The Finger Lakes winds had changed to the cooler, prophetic voice of the seasons, announcing the coming return of winter.

My friend Rabbi Grossman arrived to the Seneca Lake park in Geneva, N.Y., with two very hot black coffees.

Not only was it a gray, chilly morning, but my heart was also gray due to the direction the small church I was trying to save was headed. It seemed that in spite of all our efforts to save our dying little church, in a few months we would have to close down for the winter in order to keep the utilities going.

“Shalom Aleichem, Juan!” Rabbi Grossman’s big smile was warm and his eyes twinkled. “Aleichem Shalom, Rabbi!”

Before uttering anything else, Rabbi Grossman threw his arm around me, and with a big smile said, “Juan, you just gotta learn how to sing a new song.” Like always, I knew in my heart that the Rabbi had a special word for me from God, even if he didn’t know it at the time.

After chanting a few psalms together, my Rabbi friend began to tell me a story about his deceased “bubbe” (“grandmother” in Yiddish). My friend recounted how difficult it was for him when she passed; he described her as a radiant, strong-gentled soul who, although she had suffered beyond his comprehension, was always the “bubbly bubbe” around her family and friends.

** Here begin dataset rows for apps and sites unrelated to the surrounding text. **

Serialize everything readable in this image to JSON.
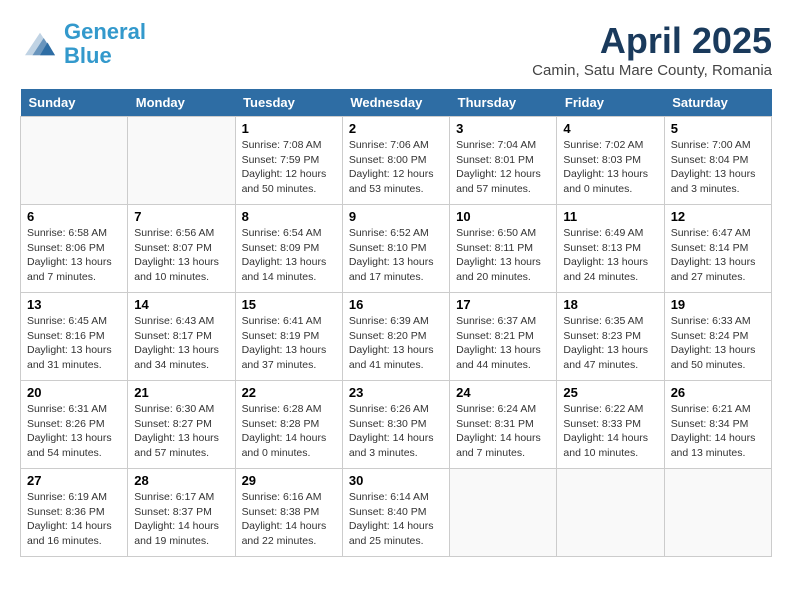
{
  "header": {
    "logo_line1": "General",
    "logo_line2": "Blue",
    "month_title": "April 2025",
    "location": "Camin, Satu Mare County, Romania"
  },
  "weekdays": [
    "Sunday",
    "Monday",
    "Tuesday",
    "Wednesday",
    "Thursday",
    "Friday",
    "Saturday"
  ],
  "weeks": [
    [
      {
        "day": "",
        "info": ""
      },
      {
        "day": "",
        "info": ""
      },
      {
        "day": "1",
        "info": "Sunrise: 7:08 AM\nSunset: 7:59 PM\nDaylight: 12 hours\nand 50 minutes."
      },
      {
        "day": "2",
        "info": "Sunrise: 7:06 AM\nSunset: 8:00 PM\nDaylight: 12 hours\nand 53 minutes."
      },
      {
        "day": "3",
        "info": "Sunrise: 7:04 AM\nSunset: 8:01 PM\nDaylight: 12 hours\nand 57 minutes."
      },
      {
        "day": "4",
        "info": "Sunrise: 7:02 AM\nSunset: 8:03 PM\nDaylight: 13 hours\nand 0 minutes."
      },
      {
        "day": "5",
        "info": "Sunrise: 7:00 AM\nSunset: 8:04 PM\nDaylight: 13 hours\nand 3 minutes."
      }
    ],
    [
      {
        "day": "6",
        "info": "Sunrise: 6:58 AM\nSunset: 8:06 PM\nDaylight: 13 hours\nand 7 minutes."
      },
      {
        "day": "7",
        "info": "Sunrise: 6:56 AM\nSunset: 8:07 PM\nDaylight: 13 hours\nand 10 minutes."
      },
      {
        "day": "8",
        "info": "Sunrise: 6:54 AM\nSunset: 8:09 PM\nDaylight: 13 hours\nand 14 minutes."
      },
      {
        "day": "9",
        "info": "Sunrise: 6:52 AM\nSunset: 8:10 PM\nDaylight: 13 hours\nand 17 minutes."
      },
      {
        "day": "10",
        "info": "Sunrise: 6:50 AM\nSunset: 8:11 PM\nDaylight: 13 hours\nand 20 minutes."
      },
      {
        "day": "11",
        "info": "Sunrise: 6:49 AM\nSunset: 8:13 PM\nDaylight: 13 hours\nand 24 minutes."
      },
      {
        "day": "12",
        "info": "Sunrise: 6:47 AM\nSunset: 8:14 PM\nDaylight: 13 hours\nand 27 minutes."
      }
    ],
    [
      {
        "day": "13",
        "info": "Sunrise: 6:45 AM\nSunset: 8:16 PM\nDaylight: 13 hours\nand 31 minutes."
      },
      {
        "day": "14",
        "info": "Sunrise: 6:43 AM\nSunset: 8:17 PM\nDaylight: 13 hours\nand 34 minutes."
      },
      {
        "day": "15",
        "info": "Sunrise: 6:41 AM\nSunset: 8:19 PM\nDaylight: 13 hours\nand 37 minutes."
      },
      {
        "day": "16",
        "info": "Sunrise: 6:39 AM\nSunset: 8:20 PM\nDaylight: 13 hours\nand 41 minutes."
      },
      {
        "day": "17",
        "info": "Sunrise: 6:37 AM\nSunset: 8:21 PM\nDaylight: 13 hours\nand 44 minutes."
      },
      {
        "day": "18",
        "info": "Sunrise: 6:35 AM\nSunset: 8:23 PM\nDaylight: 13 hours\nand 47 minutes."
      },
      {
        "day": "19",
        "info": "Sunrise: 6:33 AM\nSunset: 8:24 PM\nDaylight: 13 hours\nand 50 minutes."
      }
    ],
    [
      {
        "day": "20",
        "info": "Sunrise: 6:31 AM\nSunset: 8:26 PM\nDaylight: 13 hours\nand 54 minutes."
      },
      {
        "day": "21",
        "info": "Sunrise: 6:30 AM\nSunset: 8:27 PM\nDaylight: 13 hours\nand 57 minutes."
      },
      {
        "day": "22",
        "info": "Sunrise: 6:28 AM\nSunset: 8:28 PM\nDaylight: 14 hours\nand 0 minutes."
      },
      {
        "day": "23",
        "info": "Sunrise: 6:26 AM\nSunset: 8:30 PM\nDaylight: 14 hours\nand 3 minutes."
      },
      {
        "day": "24",
        "info": "Sunrise: 6:24 AM\nSunset: 8:31 PM\nDaylight: 14 hours\nand 7 minutes."
      },
      {
        "day": "25",
        "info": "Sunrise: 6:22 AM\nSunset: 8:33 PM\nDaylight: 14 hours\nand 10 minutes."
      },
      {
        "day": "26",
        "info": "Sunrise: 6:21 AM\nSunset: 8:34 PM\nDaylight: 14 hours\nand 13 minutes."
      }
    ],
    [
      {
        "day": "27",
        "info": "Sunrise: 6:19 AM\nSunset: 8:36 PM\nDaylight: 14 hours\nand 16 minutes."
      },
      {
        "day": "28",
        "info": "Sunrise: 6:17 AM\nSunset: 8:37 PM\nDaylight: 14 hours\nand 19 minutes."
      },
      {
        "day": "29",
        "info": "Sunrise: 6:16 AM\nSunset: 8:38 PM\nDaylight: 14 hours\nand 22 minutes."
      },
      {
        "day": "30",
        "info": "Sunrise: 6:14 AM\nSunset: 8:40 PM\nDaylight: 14 hours\nand 25 minutes."
      },
      {
        "day": "",
        "info": ""
      },
      {
        "day": "",
        "info": ""
      },
      {
        "day": "",
        "info": ""
      }
    ]
  ]
}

As he described her hardships in a concentration camp, tears burst from his eyes and rolled down his big beard like rivers of love as he recounted her experience. “Bubbe always used to tell us that no matter the circumstances that God allows, that we should choose to approach Hashem with happiness.”

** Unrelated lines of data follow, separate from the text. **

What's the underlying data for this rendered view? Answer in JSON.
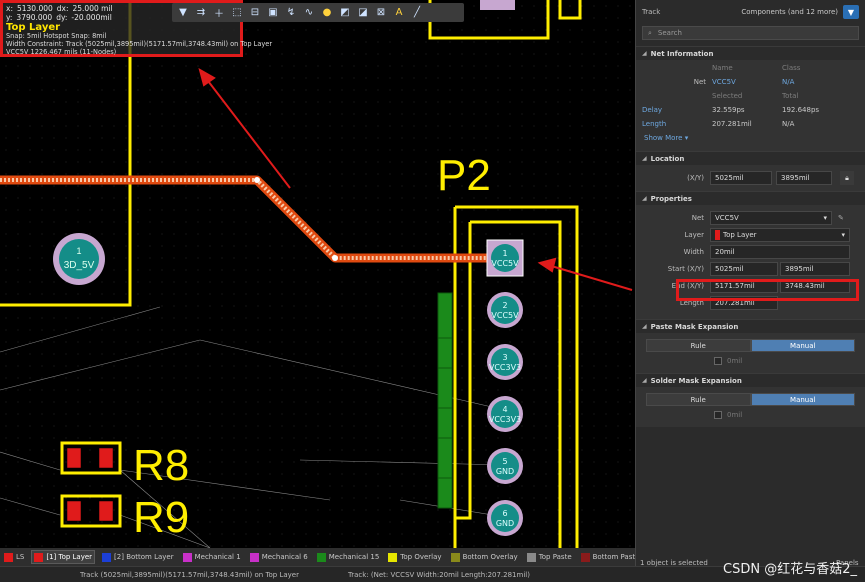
{
  "hud": {
    "x_label": "x:",
    "x_value": "5130.000",
    "dx_label": "dx:",
    "dx_value": "25.000 mil",
    "y_label": "y:",
    "y_value": "3790.000",
    "dy_label": "dy:",
    "dy_value": "-20.000mil",
    "layer": "Top Layer",
    "snap": "Snap: 5mil Hotspot Snap: 8mil",
    "width_constraint": "Width Constraint: Track (5025mil,3895mil)(5171.57mil,3748.43mil) on Top Layer",
    "net_info": "VCC5V   1226.467 mils (11-Nodes)"
  },
  "toolbar": {
    "icons": [
      "filter-icon",
      "route-icon",
      "plus-icon",
      "select-rect-icon",
      "align-icon",
      "component-icon",
      "interactive-route-icon",
      "diff-pair-icon",
      "pin-icon",
      "polygon-icon",
      "region-icon",
      "dimension-icon",
      "string-icon",
      "line-icon"
    ]
  },
  "pcb": {
    "designator_p2": "P2",
    "designator_r8": "R8",
    "designator_r9": "R9",
    "pad_3d5v_num": "1",
    "pad_3d5v_net": "3D_5V",
    "p2_pads": [
      {
        "num": "1",
        "net": "VCC5V"
      },
      {
        "num": "2",
        "net": "VCC5V"
      },
      {
        "num": "3",
        "net": "VCC3V3"
      },
      {
        "num": "4",
        "net": "VCC3V3"
      },
      {
        "num": "5",
        "net": "GND"
      },
      {
        "num": "6",
        "net": "GND"
      }
    ]
  },
  "panel": {
    "title": "Track",
    "scope": "Components (and 12 more)",
    "search_placeholder": "Search",
    "net_info": {
      "heading": "Net Information",
      "col_name": "Name",
      "col_class": "Class",
      "row_net_label": "Net",
      "row_net_name": "VCC5V",
      "row_net_class": "N/A",
      "col_selected": "Selected",
      "col_total": "Total",
      "delay_label": "Delay",
      "delay_selected": "32.559ps",
      "delay_total": "192.648ps",
      "length_label": "Length",
      "length_selected": "207.281mil",
      "length_total": "N/A",
      "show_more": "Show More ▾"
    },
    "location": {
      "heading": "Location",
      "xy_label": "(X/Y)",
      "x": "5025mil",
      "y": "3895mil"
    },
    "properties": {
      "heading": "Properties",
      "net_label": "Net",
      "net_value": "VCC5V",
      "layer_label": "Layer",
      "layer_value": "Top Layer",
      "layer_color": "#e01b1b",
      "width_label": "Width",
      "width_value": "20mil",
      "start_label": "Start (X/Y)",
      "start_x": "5025mil",
      "start_y": "3895mil",
      "end_label": "End (X/Y)",
      "end_x": "5171.57mil",
      "end_y": "3748.43mil",
      "length_label": "Length",
      "length_value": "207.281mil"
    },
    "paste_mask": {
      "heading": "Paste Mask Expansion",
      "rule": "Rule",
      "manual": "Manual",
      "value": "0mil"
    },
    "solder_mask": {
      "heading": "Solder Mask Expansion",
      "rule": "Rule",
      "manual": "Manual",
      "value": "0mil"
    }
  },
  "tabs": [
    {
      "label": "LS",
      "color": "#e01b1b"
    },
    {
      "label": "[1] Top Layer",
      "color": "#e01b1b",
      "active": true
    },
    {
      "label": "[2] Bottom Layer",
      "color": "#1c3fd6"
    },
    {
      "label": "Mechanical 1",
      "color": "#c830c8"
    },
    {
      "label": "Mechanical 6",
      "color": "#c830c8"
    },
    {
      "label": "Mechanical 15",
      "color": "#1b8a1b"
    },
    {
      "label": "Top Overlay",
      "color": "#e6e600"
    },
    {
      "label": "Bottom Overlay",
      "color": "#8a8a1b"
    },
    {
      "label": "Top Paste",
      "color": "#8a8a8a"
    },
    {
      "label": "Bottom Paste",
      "color": "#8a1b1b"
    }
  ],
  "status": {
    "left": "Track (5025mil,3895mil)(5171.57mil,3748.43mil) on Top Layer",
    "mid": "Track: (Net: VCCSV Width:20mil Length:207.281mil)",
    "right": "1 object is selected",
    "panels": "Panels"
  },
  "watermark": "CSDN @红花与香菇2_"
}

She sang happy songs she had learned in her synagogue as a child before her Bat Mitzvah. Bubbe’s philosophy was simple yet profound. “Hashem is good – it’s not his fault there are people who choose to do evil.”

Bubbe sang these happy songs to God because, she believed, “God hears terrible things everyday from almost everyone.” I had never heard about a person who actually cared about God’s feelings!

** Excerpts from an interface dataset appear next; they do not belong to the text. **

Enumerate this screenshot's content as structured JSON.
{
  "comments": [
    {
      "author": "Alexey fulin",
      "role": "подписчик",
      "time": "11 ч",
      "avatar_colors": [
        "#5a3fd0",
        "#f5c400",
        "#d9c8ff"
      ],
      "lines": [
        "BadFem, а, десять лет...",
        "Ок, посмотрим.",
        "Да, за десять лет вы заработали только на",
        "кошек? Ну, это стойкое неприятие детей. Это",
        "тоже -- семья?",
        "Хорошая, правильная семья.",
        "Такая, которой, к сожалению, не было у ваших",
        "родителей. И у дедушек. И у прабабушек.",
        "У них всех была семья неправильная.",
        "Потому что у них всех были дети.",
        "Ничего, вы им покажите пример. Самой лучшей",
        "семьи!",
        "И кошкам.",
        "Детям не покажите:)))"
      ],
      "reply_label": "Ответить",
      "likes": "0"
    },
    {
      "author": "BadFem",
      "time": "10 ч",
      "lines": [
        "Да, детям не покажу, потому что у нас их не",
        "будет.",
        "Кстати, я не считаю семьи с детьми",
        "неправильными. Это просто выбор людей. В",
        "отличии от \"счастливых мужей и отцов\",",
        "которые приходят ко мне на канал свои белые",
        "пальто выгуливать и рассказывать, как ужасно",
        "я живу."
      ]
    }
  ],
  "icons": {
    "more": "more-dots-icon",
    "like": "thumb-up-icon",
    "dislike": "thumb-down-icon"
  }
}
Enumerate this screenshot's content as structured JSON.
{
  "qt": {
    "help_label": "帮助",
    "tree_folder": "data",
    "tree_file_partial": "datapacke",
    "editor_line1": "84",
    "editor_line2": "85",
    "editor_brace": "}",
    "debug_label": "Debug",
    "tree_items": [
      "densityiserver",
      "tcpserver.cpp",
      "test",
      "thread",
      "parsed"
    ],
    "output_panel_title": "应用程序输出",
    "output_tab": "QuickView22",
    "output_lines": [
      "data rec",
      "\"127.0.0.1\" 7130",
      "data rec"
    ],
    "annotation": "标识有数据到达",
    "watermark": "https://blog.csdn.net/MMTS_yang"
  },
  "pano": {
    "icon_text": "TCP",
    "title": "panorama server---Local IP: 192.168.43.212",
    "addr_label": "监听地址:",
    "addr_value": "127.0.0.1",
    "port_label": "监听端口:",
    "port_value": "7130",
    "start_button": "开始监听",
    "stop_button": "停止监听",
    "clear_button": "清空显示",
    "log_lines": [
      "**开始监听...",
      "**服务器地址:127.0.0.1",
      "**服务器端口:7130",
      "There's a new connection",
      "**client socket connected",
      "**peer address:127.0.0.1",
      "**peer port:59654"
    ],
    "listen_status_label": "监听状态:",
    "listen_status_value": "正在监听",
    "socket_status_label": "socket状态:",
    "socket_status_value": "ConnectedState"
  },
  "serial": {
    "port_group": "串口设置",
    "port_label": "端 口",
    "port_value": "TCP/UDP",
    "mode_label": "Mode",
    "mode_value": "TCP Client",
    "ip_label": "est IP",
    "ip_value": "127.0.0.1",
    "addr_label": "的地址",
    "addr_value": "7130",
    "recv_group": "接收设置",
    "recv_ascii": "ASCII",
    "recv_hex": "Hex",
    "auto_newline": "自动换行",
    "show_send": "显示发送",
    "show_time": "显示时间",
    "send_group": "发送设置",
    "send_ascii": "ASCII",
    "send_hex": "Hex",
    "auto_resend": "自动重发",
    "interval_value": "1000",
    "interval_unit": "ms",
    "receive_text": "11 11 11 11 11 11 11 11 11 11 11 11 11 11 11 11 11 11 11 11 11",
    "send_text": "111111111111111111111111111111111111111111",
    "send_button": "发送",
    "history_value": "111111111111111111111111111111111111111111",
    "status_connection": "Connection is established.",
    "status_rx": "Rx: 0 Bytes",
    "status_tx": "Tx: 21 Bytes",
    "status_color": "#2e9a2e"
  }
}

Rather than complaining to God, Bubbe believed that by praising Him in the midst of her sufferings, she could have Him take special notice of her in the midst of an ocean of tears, and give her the power to give hope to those who had lost it.

After our exchange, Rabbi Grossman began to lowly sing a simple Hebrew song that I fell in love with. Little by little, the Rabbi began to raise his voice incrementally, until the soft melody morphed into ecstatic praises to God and dancing. The song was “Hevenu Shalom Aleichem” which means: “We bring peace upon you!”

A miracle happened; a day that had begun with tears of sadness became a day filled with tears of joy and laughter.

Dear friend, there are things that cannot be changed, but circumstances should have no reign over your mind and heart. You are the owner of thoughts and feelings that are meant to be tamed only by you.

As with Bubbe, God has given you the tools to take charge of your heart by dwelling on the Eternal One and the benefits of loving Him rather than our passing and finite sorrows. “The Lord your God is with you, the Mighty Warrior who saves. He will take great delight in you; in his love he will no longer rebuke you, but will rejoice over you with singing.” (Zephaniah 3:17)

Rev. Juan C. Rivera of Bluffton is a Latino missions consultant and counseling therapist for Jamison Consultants.